◆ **What the exercise asks**
What you output must match the entries exactly, apart from the pictures, which are left out.

[Listed entries Boundary: Start]

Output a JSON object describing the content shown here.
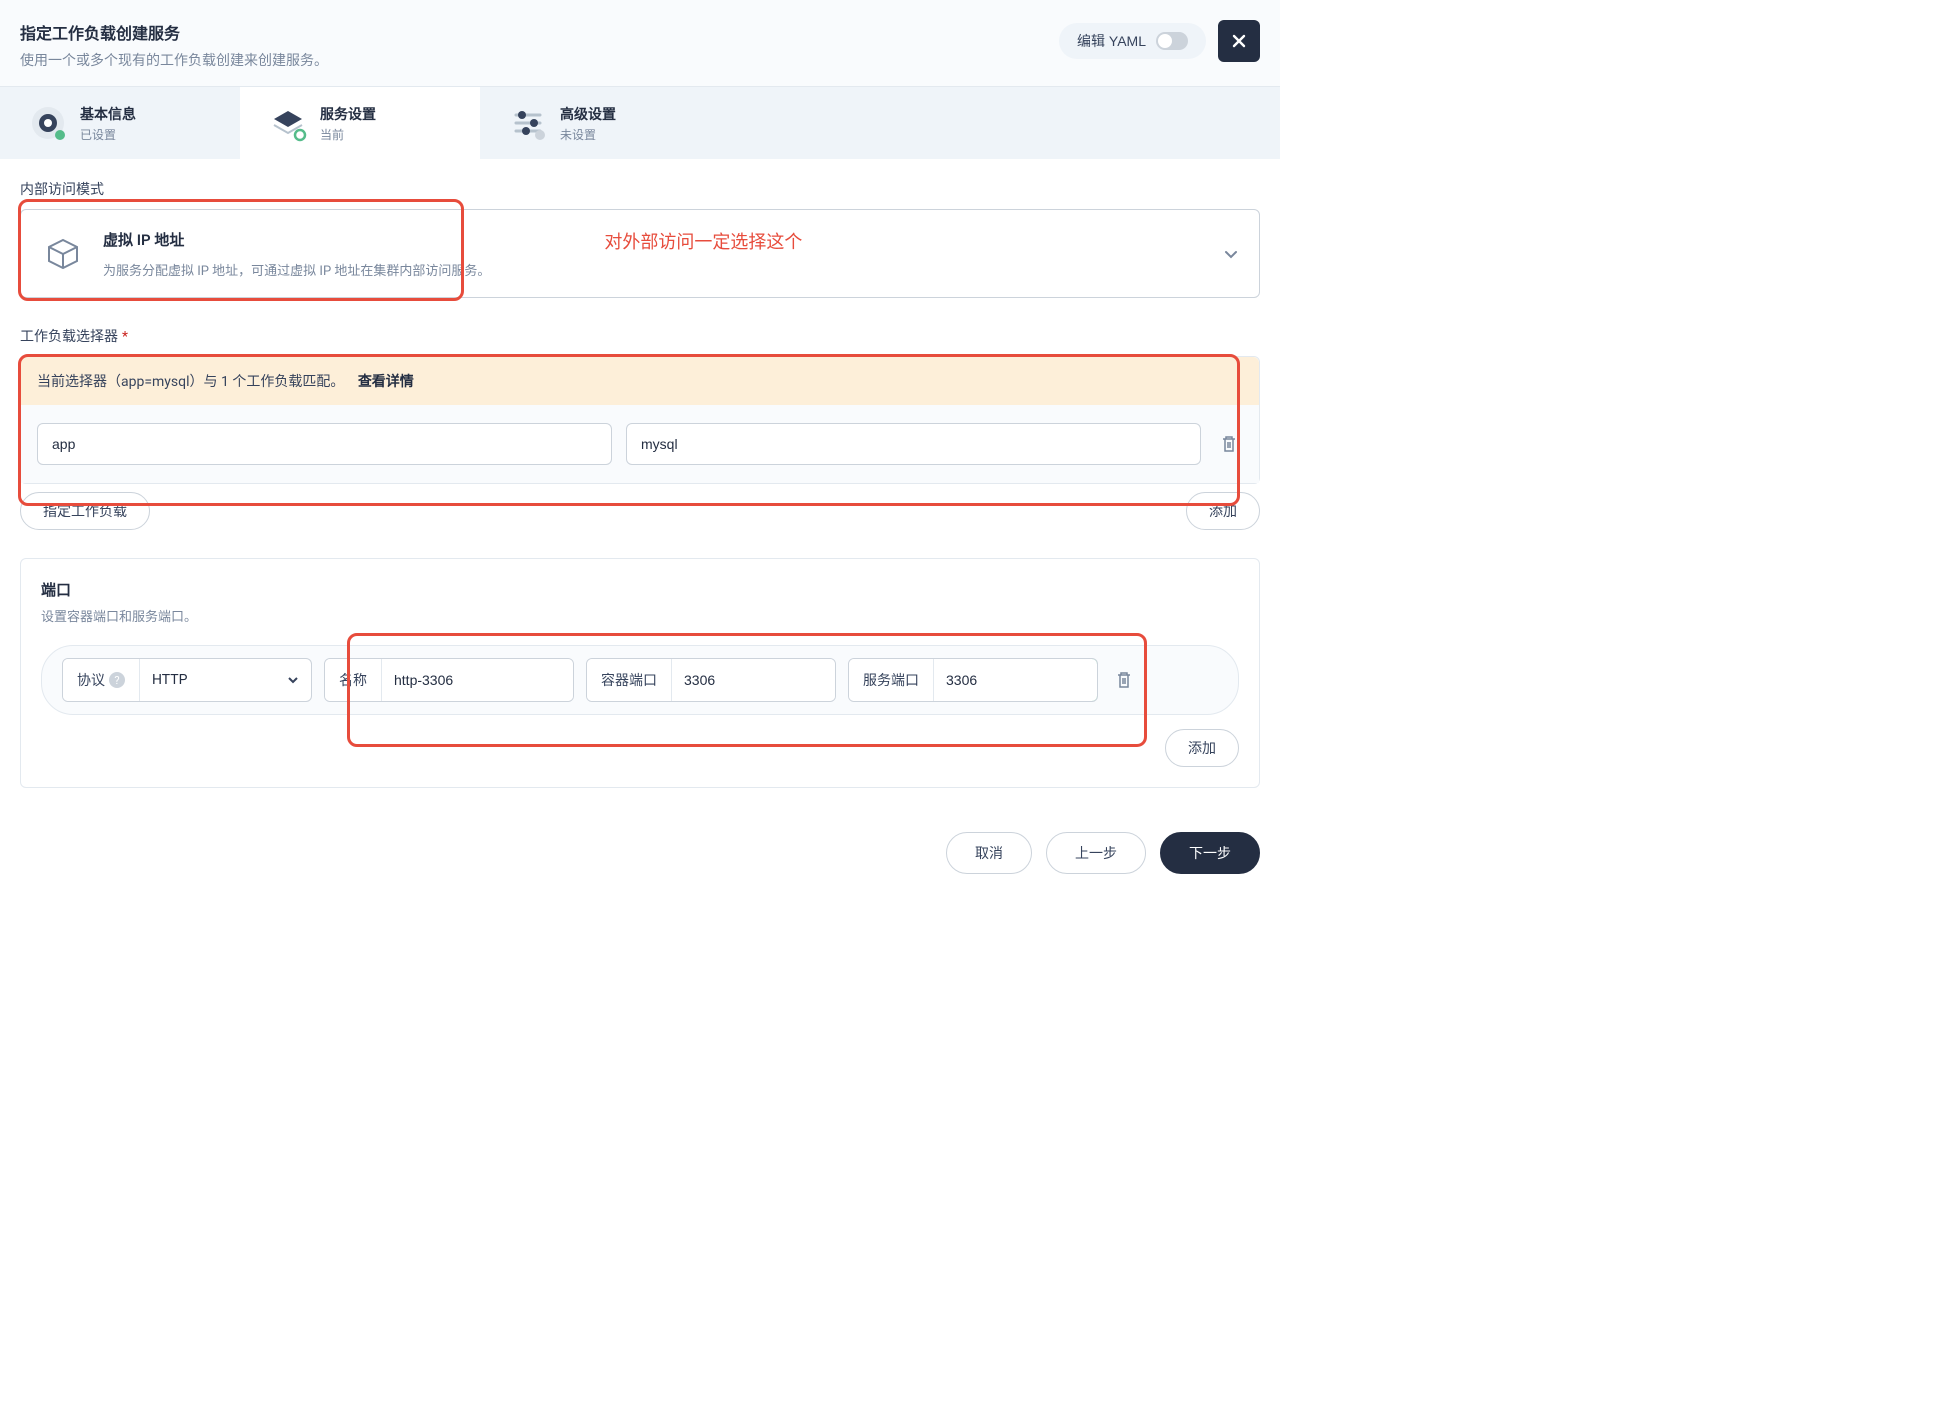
{
  "header": {
    "title": "指定工作负载创建服务",
    "subtitle": "使用一个或多个现有的工作负载创建来创建服务。",
    "yaml_label": "编辑 YAML"
  },
  "tabs": {
    "basic": {
      "title": "基本信息",
      "status": "已设置"
    },
    "settings": {
      "title": "服务设置",
      "status": "当前"
    },
    "advanced": {
      "title": "高级设置",
      "status": "未设置"
    }
  },
  "access_mode": {
    "label": "内部访问模式",
    "title": "虚拟 IP 地址",
    "desc": "为服务分配虚拟 IP 地址，可通过虚拟 IP 地址在集群内部访问服务。",
    "annotation": "对外部访问一定选择这个"
  },
  "selector": {
    "label": "工作负载选择器",
    "banner_text": "当前选择器（app=mysql）与 1 个工作负载匹配。",
    "banner_link": "查看详情",
    "key": "app",
    "value": "mysql",
    "specify_btn": "指定工作负载",
    "add_btn": "添加"
  },
  "ports": {
    "title": "端口",
    "desc": "设置容器端口和服务端口。",
    "protocol_label": "协议",
    "protocol_value": "HTTP",
    "name_label": "名称",
    "name_value": "http-3306",
    "container_port_label": "容器端口",
    "container_port_value": "3306",
    "service_port_label": "服务端口",
    "service_port_value": "3306",
    "add_btn": "添加"
  },
  "footer": {
    "cancel": "取消",
    "prev": "上一步",
    "next": "下一步"
  }
}
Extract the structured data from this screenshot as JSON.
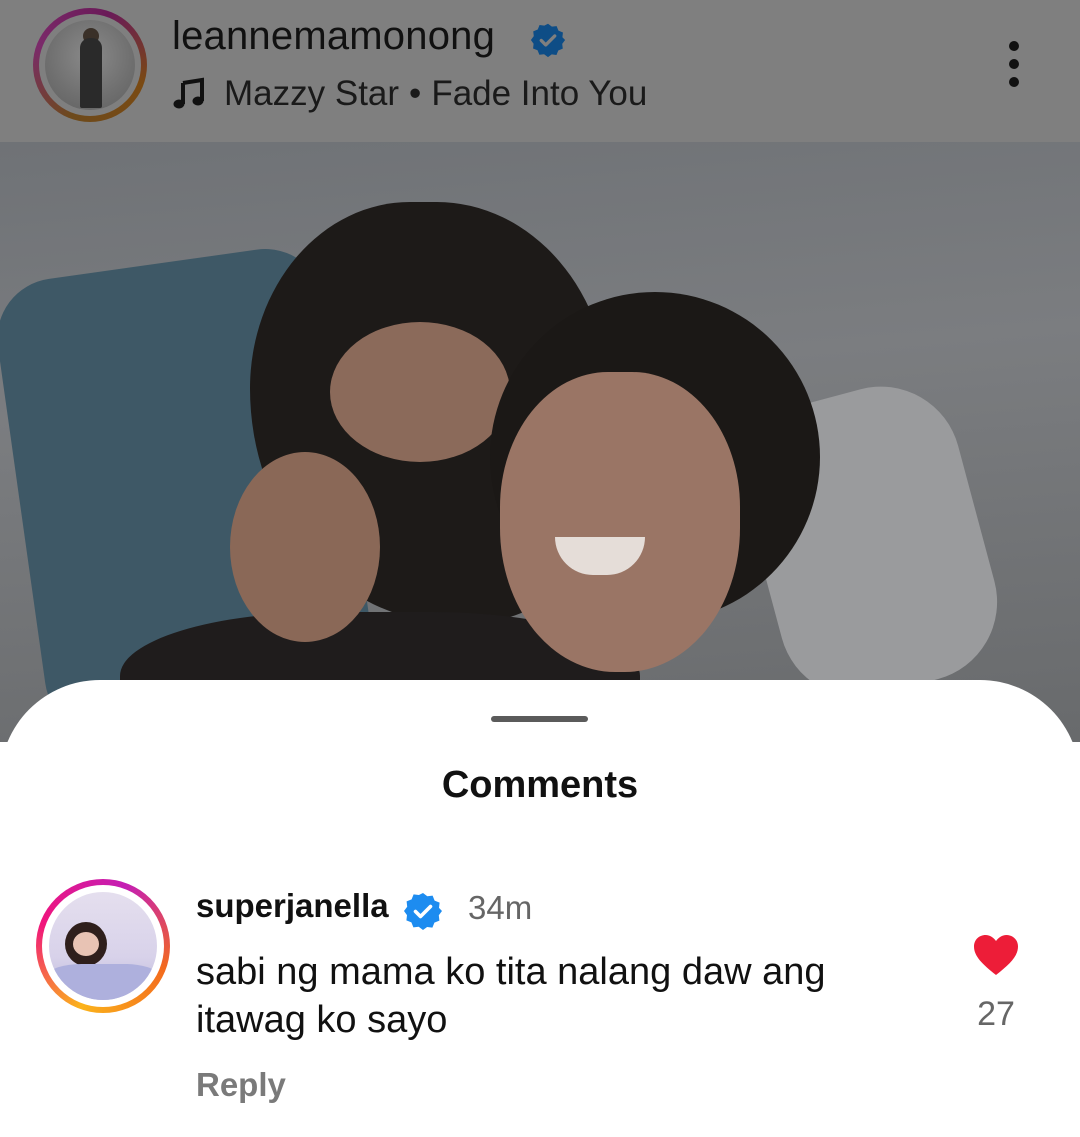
{
  "post_header": {
    "username": "leannemamonong",
    "music_artist": "Mazzy Star",
    "music_separator": "•",
    "music_track": "Fade Into You"
  },
  "comments_sheet": {
    "title": "Comments",
    "comments": [
      {
        "username": "superjanella",
        "time_ago": "34m",
        "text": "sabi ng mama ko tita nalang daw ang itawag ko sayo",
        "reply_label": "Reply",
        "like_count": "27"
      }
    ]
  },
  "colors": {
    "verified_blue": "#1d8cf0",
    "heart_red": "#ed1d38",
    "dim_overlay": "#7f7f7f"
  },
  "icons": [
    "verified-badge-icon",
    "music-note-icon",
    "more-options-icon",
    "heart-icon"
  ]
}
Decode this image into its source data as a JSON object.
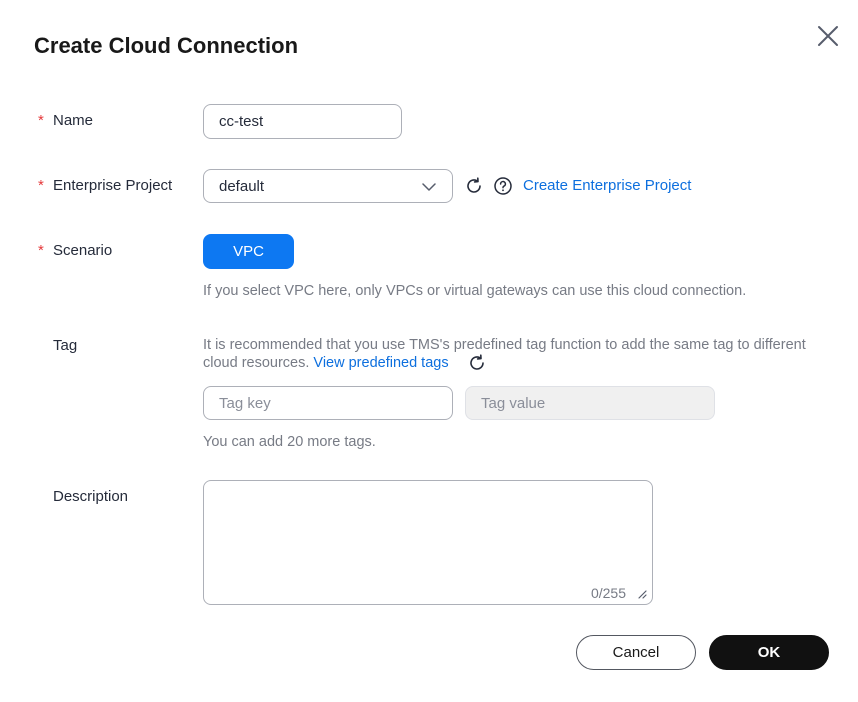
{
  "dialog": {
    "title": "Create Cloud Connection"
  },
  "form": {
    "required_mark": "*",
    "name": {
      "label": "Name",
      "value": "cc-test"
    },
    "enterprise_project": {
      "label": "Enterprise Project",
      "selected": "default",
      "create_link": "Create Enterprise Project"
    },
    "scenario": {
      "label": "Scenario",
      "button": "VPC",
      "hint": "If you select VPC here, only VPCs or virtual gateways can use this cloud connection."
    },
    "tag": {
      "label": "Tag",
      "hint_line1": "It is recommended that you use TMS's predefined tag function to add the same tag to different",
      "hint_line2": "cloud resources.",
      "view_link": "View predefined tags",
      "key_placeholder": "Tag key",
      "value_placeholder": "Tag value",
      "remaining": "You can add 20 more tags."
    },
    "description": {
      "label": "Description",
      "value": "",
      "counter": "0/255"
    }
  },
  "footer": {
    "cancel_label": "Cancel",
    "ok_label": "OK"
  },
  "colors": {
    "primary": "#0d78f2",
    "link": "#0d6fde",
    "required": "#e5393b",
    "ok_button": "#111111"
  },
  "icons": {
    "close": "close-icon",
    "refresh": "refresh-icon",
    "help": "help-icon",
    "chevron": "chevron-down-icon"
  }
}
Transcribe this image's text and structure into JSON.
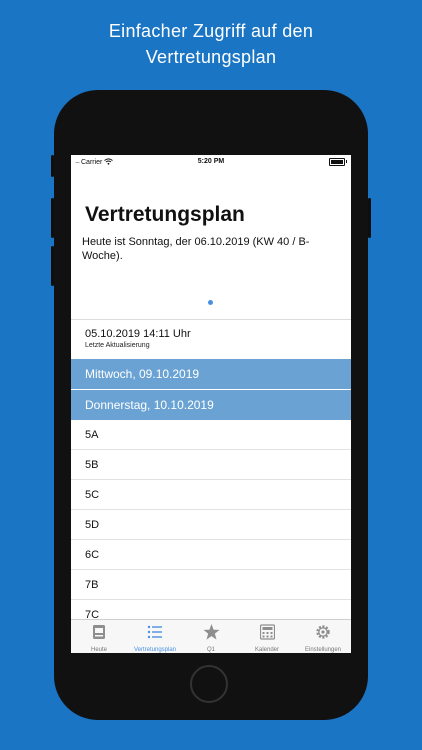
{
  "promo": {
    "line1": "Einfacher Zugriff auf den",
    "line2": "Vertretungsplan"
  },
  "status_bar": {
    "carrier": "Carrier",
    "time": "5:20 PM"
  },
  "header": {
    "title": "Vertretungsplan",
    "subtitle": "Heute ist Sonntag, der 06.10.2019  (KW 40 / B-Woche)."
  },
  "update": {
    "time": "05.10.2019 14:11 Uhr",
    "label": "Letzte Aktualisierung"
  },
  "days": [
    {
      "label": "Mittwoch, 09.10.2019"
    },
    {
      "label": "Donnerstag, 10.10.2019"
    }
  ],
  "classes": [
    {
      "label": "5A"
    },
    {
      "label": "5B"
    },
    {
      "label": "5C"
    },
    {
      "label": "5D"
    },
    {
      "label": "6C"
    },
    {
      "label": "7B"
    },
    {
      "label": "7C"
    }
  ],
  "tabbar": {
    "items": [
      {
        "label": "Heute",
        "icon": "document-icon"
      },
      {
        "label": "Vertretungsplan",
        "icon": "list-icon",
        "active": true
      },
      {
        "label": "Q1",
        "icon": "star-icon"
      },
      {
        "label": "Kalender",
        "icon": "calculator-icon"
      },
      {
        "label": "Einstellungen",
        "icon": "gear-icon"
      }
    ]
  },
  "colors": {
    "background": "#1a75c4",
    "day_row": "#6aa3d3",
    "active_tab": "#4a90e2"
  }
}
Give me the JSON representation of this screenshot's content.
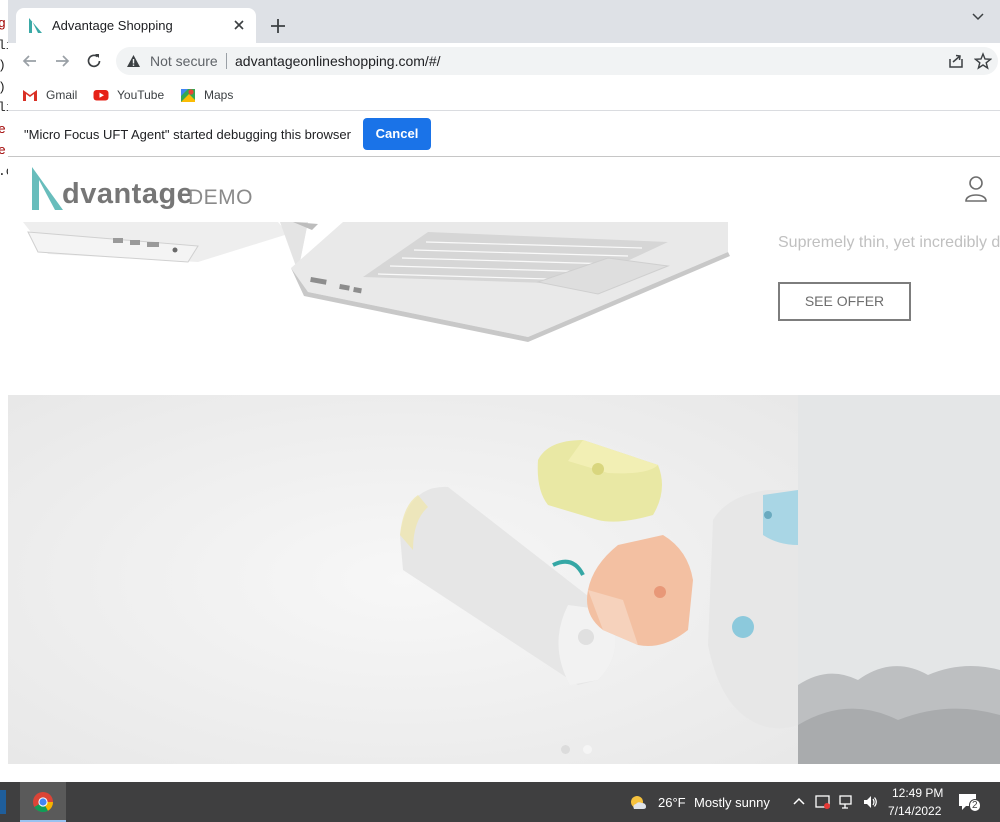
{
  "background_fragments": [
    "g",
    "li",
    ").",
    ").",
    "li",
    "e",
    "e",
    ".c"
  ],
  "tab": {
    "title": "Advantage Shopping",
    "favicon": "advantage-logo-icon"
  },
  "toolbar": {
    "security_label": "Not secure",
    "url": "advantageonlineshopping.com/#/"
  },
  "bookmarks": [
    {
      "label": "Gmail",
      "icon": "gmail-icon"
    },
    {
      "label": "YouTube",
      "icon": "youtube-icon"
    },
    {
      "label": "Maps",
      "icon": "maps-icon"
    }
  ],
  "infobar": {
    "message": "\"Micro Focus UFT Agent\" started debugging this browser",
    "cancel_label": "Cancel"
  },
  "site": {
    "logo_word": "dvantage",
    "logo_demo": "DEMO",
    "hero_tagline": "Supremely thin, yet incredibly d",
    "see_offer_label": "SEE OFFER",
    "carousel_dots": 2,
    "accent_color": "#35a7a5"
  },
  "taskbar": {
    "temperature": "26°F",
    "weather": "Mostly sunny",
    "time": "12:49 PM",
    "date": "7/14/2022",
    "notifications_count": "2"
  },
  "colors": {
    "tabstrip": "#dee1e6",
    "button_blue": "#1a73e8",
    "taskbar": "#3f3f40"
  }
}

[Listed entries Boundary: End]

◆ **Response below**
Output a JSON object describing the content shown here.
{
  "header": {
    "title": "指定工作负载创建服务",
    "subtitle": "使用一个或多个现有的工作负载创建来创建服务。",
    "yaml_label": "编辑 YAML"
  },
  "tabs": {
    "basic": {
      "title": "基本信息",
      "status": "已设置"
    },
    "settings": {
      "title": "服务设置",
      "status": "当前"
    },
    "advanced": {
      "title": "高级设置",
      "status": "未设置"
    }
  },
  "access_mode": {
    "label": "内部访问模式",
    "title": "虚拟 IP 地址",
    "desc": "为服务分配虚拟 IP 地址，可通过虚拟 IP 地址在集群内部访问服务。",
    "annotation": "对外部访问一定选择这个"
  },
  "selector": {
    "label": "工作负载选择器",
    "banner_text": "当前选择器（app=mysql）与 1 个工作负载匹配。",
    "banner_link": "查看详情",
    "key": "app",
    "value": "mysql",
    "specify_btn": "指定工作负载",
    "add_btn": "添加"
  },
  "ports": {
    "title": "端口",
    "desc": "设置容器端口和服务端口。",
    "protocol_label": "协议",
    "protocol_value": "HTTP",
    "name_label": "名称",
    "name_value": "http-3306",
    "container_port_label": "容器端口",
    "container_port_value": "3306",
    "service_port_label": "服务端口",
    "service_port_value": "3306",
    "add_btn": "添加"
  },
  "footer": {
    "cancel": "取消",
    "prev": "上一步",
    "next": "下一步"
  }
}
Extract the structured data from this screenshot as JSON.
{
  "post_header": {
    "username": "leannemamonong",
    "music_artist": "Mazzy Star",
    "music_separator": "•",
    "music_track": "Fade Into You"
  },
  "comments_sheet": {
    "title": "Comments",
    "comments": [
      {
        "username": "superjanella",
        "time_ago": "34m",
        "text": "sabi ng mama ko tita nalang daw ang itawag ko sayo",
        "reply_label": "Reply",
        "like_count": "27"
      }
    ]
  },
  "colors": {
    "verified_blue": "#1d8cf0",
    "heart_red": "#ed1d38",
    "dim_overlay": "#7f7f7f"
  },
  "icons": [
    "verified-badge-icon",
    "music-note-icon",
    "more-options-icon",
    "heart-icon"
  ]
}
Decode this image into its source data as a JSON object.
{
  "dialog": {
    "title": "Create Cloud Connection"
  },
  "form": {
    "required_mark": "*",
    "name": {
      "label": "Name",
      "value": "cc-test"
    },
    "enterprise_project": {
      "label": "Enterprise Project",
      "selected": "default",
      "create_link": "Create Enterprise Project"
    },
    "scenario": {
      "label": "Scenario",
      "button": "VPC",
      "hint": "If you select VPC here, only VPCs or virtual gateways can use this cloud connection."
    },
    "tag": {
      "label": "Tag",
      "hint_line1": "It is recommended that you use TMS's predefined tag function to add the same tag to different",
      "hint_line2": "cloud resources.",
      "view_link": "View predefined tags",
      "key_placeholder": "Tag key",
      "value_placeholder": "Tag value",
      "remaining": "You can add 20 more tags."
    },
    "description": {
      "label": "Description",
      "value": "",
      "counter": "0/255"
    }
  },
  "footer": {
    "cancel_label": "Cancel",
    "ok_label": "OK"
  },
  "colors": {
    "primary": "#0d78f2",
    "link": "#0d6fde",
    "required": "#e5393b",
    "ok_button": "#111111"
  },
  "icons": {
    "close": "close-icon",
    "refresh": "refresh-icon",
    "help": "help-icon",
    "chevron": "chevron-down-icon"
  }
}
Transcribe this image's text and structure into JSON.
{
  "promo": {
    "line1": "Einfacher Zugriff auf den",
    "line2": "Vertretungsplan"
  },
  "status_bar": {
    "carrier": "Carrier",
    "time": "5:20 PM"
  },
  "header": {
    "title": "Vertretungsplan",
    "subtitle": "Heute ist Sonntag, der 06.10.2019  (KW 40 / B-Woche)."
  },
  "update": {
    "time": "05.10.2019 14:11 Uhr",
    "label": "Letzte Aktualisierung"
  },
  "days": [
    {
      "label": "Mittwoch, 09.10.2019"
    },
    {
      "label": "Donnerstag, 10.10.2019"
    }
  ],
  "classes": [
    {
      "label": "5A"
    },
    {
      "label": "5B"
    },
    {
      "label": "5C"
    },
    {
      "label": "5D"
    },
    {
      "label": "6C"
    },
    {
      "label": "7B"
    },
    {
      "label": "7C"
    }
  ],
  "tabbar": {
    "items": [
      {
        "label": "Heute",
        "icon": "document-icon"
      },
      {
        "label": "Vertretungsplan",
        "icon": "list-icon",
        "active": true
      },
      {
        "label": "Q1",
        "icon": "star-icon"
      },
      {
        "label": "Kalender",
        "icon": "calculator-icon"
      },
      {
        "label": "Einstellungen",
        "icon": "gear-icon"
      }
    ]
  },
  "colors": {
    "background": "#1a75c4",
    "day_row": "#6aa3d3",
    "active_tab": "#4a90e2"
  }
}
Give me the JSON representation of this screenshot's content.
{
  "background_fragments": [
    "g",
    "li",
    ").",
    ").",
    "li",
    "e",
    "e",
    ".c"
  ],
  "tab": {
    "title": "Advantage Shopping",
    "favicon": "advantage-logo-icon"
  },
  "toolbar": {
    "security_label": "Not secure",
    "url": "advantageonlineshopping.com/#/"
  },
  "bookmarks": [
    {
      "label": "Gmail",
      "icon": "gmail-icon"
    },
    {
      "label": "YouTube",
      "icon": "youtube-icon"
    },
    {
      "label": "Maps",
      "icon": "maps-icon"
    }
  ],
  "infobar": {
    "message": "\"Micro Focus UFT Agent\" started debugging this browser",
    "cancel_label": "Cancel"
  },
  "site": {
    "logo_word": "dvantage",
    "logo_demo": "DEMO",
    "hero_tagline": "Supremely thin, yet incredibly d",
    "see_offer_label": "SEE OFFER",
    "carousel_dots": 2,
    "accent_color": "#35a7a5"
  },
  "taskbar": {
    "temperature": "26°F",
    "weather": "Mostly sunny",
    "time": "12:49 PM",
    "date": "7/14/2022",
    "notifications_count": "2"
  },
  "colors": {
    "tabstrip": "#dee1e6",
    "button_blue": "#1a73e8",
    "taskbar": "#3f3f40"
  }
}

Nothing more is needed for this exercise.